Chief Judge Stark Denies Motion for Judgment on the Pleadings of Invalidity Under Section 101
December 19, 2017
Publication| Intellectual Property
In IBM v. Groupon, Inc., No. 16-122-LPS-CJB (D. Del. Nov. 17, 2017), Chief Judge Stark denied Groupon, Inc.’s motion for judgment on the pleadings that half of the asserted patents, covering the display of information from local storage, were invalid under Section 101. In a separate litigation, the Court had previously found under the first Alice step that the patents challenged here were directed to an abstract idea, but deferred ruling on whether they contained an inventive concept until after claim construction.
After claim construction in this litigation, and in light of the subsequent holding of Enfish LLC v. Microsoft Corp., 822 F.3d 1327 (Fed. Cir. 2016), that courts need not await the second Alice step to consider whether the claims are directed to improvements to computer functionality, the Court reversed course and found at the first Alice step that the challenged claims were directed to improvements to the storage and retrieval of data in a host system, not to an abstract idea. Nor did the Court agree with the defendant that the patents merely claimed a result, finding instead that they described how to achieve the result. Chief Judge Stark concluded that the patents did not generally claim the abstract idea of local storage, and that the specification’s discussion of how the claims represented an improvement over existing technology supported this conclusion.
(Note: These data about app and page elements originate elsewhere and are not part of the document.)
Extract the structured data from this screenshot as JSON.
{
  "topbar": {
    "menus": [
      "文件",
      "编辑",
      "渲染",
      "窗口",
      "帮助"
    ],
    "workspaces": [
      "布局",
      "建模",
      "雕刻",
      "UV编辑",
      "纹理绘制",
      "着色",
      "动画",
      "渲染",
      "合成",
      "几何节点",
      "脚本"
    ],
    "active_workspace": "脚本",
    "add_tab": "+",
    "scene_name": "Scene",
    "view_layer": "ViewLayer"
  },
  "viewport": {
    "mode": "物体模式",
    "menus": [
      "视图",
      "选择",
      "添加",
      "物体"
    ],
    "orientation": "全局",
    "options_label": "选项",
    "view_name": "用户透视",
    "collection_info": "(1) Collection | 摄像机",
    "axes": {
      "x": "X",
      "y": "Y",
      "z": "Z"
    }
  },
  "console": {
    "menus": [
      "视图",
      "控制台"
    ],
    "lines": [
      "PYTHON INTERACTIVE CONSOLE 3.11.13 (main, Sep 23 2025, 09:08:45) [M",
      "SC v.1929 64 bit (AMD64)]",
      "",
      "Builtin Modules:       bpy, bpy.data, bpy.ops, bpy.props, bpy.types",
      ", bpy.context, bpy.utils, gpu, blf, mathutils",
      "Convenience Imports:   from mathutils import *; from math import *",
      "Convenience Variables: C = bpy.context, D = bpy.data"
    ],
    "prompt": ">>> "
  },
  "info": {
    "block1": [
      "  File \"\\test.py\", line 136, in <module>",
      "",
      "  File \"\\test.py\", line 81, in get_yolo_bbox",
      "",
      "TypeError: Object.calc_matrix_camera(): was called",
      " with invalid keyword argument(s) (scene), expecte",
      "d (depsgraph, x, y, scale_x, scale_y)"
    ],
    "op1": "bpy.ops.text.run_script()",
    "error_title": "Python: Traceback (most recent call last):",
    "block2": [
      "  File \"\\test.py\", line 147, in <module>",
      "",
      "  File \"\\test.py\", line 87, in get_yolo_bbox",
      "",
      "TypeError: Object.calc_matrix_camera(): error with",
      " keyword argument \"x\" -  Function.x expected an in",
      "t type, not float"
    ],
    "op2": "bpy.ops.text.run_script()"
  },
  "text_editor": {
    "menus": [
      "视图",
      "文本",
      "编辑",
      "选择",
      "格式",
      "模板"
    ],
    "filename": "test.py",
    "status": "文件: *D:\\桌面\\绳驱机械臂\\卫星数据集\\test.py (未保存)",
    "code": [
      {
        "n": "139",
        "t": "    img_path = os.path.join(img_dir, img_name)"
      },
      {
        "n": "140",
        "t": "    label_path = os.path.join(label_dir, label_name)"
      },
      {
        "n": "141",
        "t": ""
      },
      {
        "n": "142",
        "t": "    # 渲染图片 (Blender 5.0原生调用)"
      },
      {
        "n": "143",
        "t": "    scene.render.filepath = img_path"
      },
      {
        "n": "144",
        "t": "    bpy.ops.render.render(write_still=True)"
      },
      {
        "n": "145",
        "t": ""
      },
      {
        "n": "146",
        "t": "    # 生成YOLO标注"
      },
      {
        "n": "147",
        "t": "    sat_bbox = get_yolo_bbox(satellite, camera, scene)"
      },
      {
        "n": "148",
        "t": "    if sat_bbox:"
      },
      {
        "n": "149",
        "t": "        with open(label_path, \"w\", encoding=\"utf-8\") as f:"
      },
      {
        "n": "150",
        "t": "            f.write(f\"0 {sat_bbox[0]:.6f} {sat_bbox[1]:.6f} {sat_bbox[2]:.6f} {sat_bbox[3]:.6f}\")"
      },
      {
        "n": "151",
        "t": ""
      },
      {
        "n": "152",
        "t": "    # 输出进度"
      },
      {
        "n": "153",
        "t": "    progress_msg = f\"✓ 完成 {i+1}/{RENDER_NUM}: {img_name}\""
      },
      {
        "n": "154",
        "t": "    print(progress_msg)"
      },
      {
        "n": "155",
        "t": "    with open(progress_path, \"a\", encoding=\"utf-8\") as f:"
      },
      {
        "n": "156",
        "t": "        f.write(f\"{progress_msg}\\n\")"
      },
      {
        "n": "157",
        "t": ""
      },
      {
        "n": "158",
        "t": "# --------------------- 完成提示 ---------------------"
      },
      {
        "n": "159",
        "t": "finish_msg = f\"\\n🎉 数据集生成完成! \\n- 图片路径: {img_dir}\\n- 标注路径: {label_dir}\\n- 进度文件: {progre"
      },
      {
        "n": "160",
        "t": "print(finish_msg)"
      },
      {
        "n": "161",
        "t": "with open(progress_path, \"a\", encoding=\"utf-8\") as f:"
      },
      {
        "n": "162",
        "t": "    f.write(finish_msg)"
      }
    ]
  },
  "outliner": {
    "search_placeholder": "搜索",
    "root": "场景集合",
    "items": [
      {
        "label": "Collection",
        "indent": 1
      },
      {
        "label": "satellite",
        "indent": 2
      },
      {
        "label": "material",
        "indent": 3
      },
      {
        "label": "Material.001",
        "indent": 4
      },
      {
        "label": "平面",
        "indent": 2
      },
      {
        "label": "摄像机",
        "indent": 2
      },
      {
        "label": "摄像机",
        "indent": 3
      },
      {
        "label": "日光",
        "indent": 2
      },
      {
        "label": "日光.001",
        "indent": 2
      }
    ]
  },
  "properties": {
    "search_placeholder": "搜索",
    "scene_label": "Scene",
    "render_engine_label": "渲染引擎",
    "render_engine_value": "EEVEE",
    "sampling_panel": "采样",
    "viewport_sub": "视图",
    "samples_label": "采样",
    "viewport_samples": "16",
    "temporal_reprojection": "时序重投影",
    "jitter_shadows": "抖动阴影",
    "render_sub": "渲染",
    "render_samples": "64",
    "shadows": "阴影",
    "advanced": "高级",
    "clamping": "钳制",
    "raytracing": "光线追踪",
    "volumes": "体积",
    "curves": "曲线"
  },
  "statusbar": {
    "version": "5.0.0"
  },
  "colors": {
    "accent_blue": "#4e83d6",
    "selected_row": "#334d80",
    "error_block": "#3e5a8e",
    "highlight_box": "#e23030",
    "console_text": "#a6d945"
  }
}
Chief Judge Stark further found that, under Alice, the challenged patents would not tie-up the idea of generating a display from locally stored data, since the claims were directed to a specific improvement to data storage while still allowing for other ways to improve data storage.
Key Point: Although more guidance on how to conduct the Alice analysis is now available, Section 101 challenges remain an unsettled area of law: before ruling, the Court requested supplemental briefing on the Federal Circuit’s decision in Visual Memory LLC v. NVIDIA Corp., 867 F.3d 1253 (Fed. Cir. 2017), and soon before this decision the parties further brought the Federal Circuit’s decision in Two-Way Media Ltd. v. Comcast Cable Communications, LLC, __ F.3d __, 2017 WL 4931936 (Fed. Cir. Nov. 1, 2017), to the Court’s attention.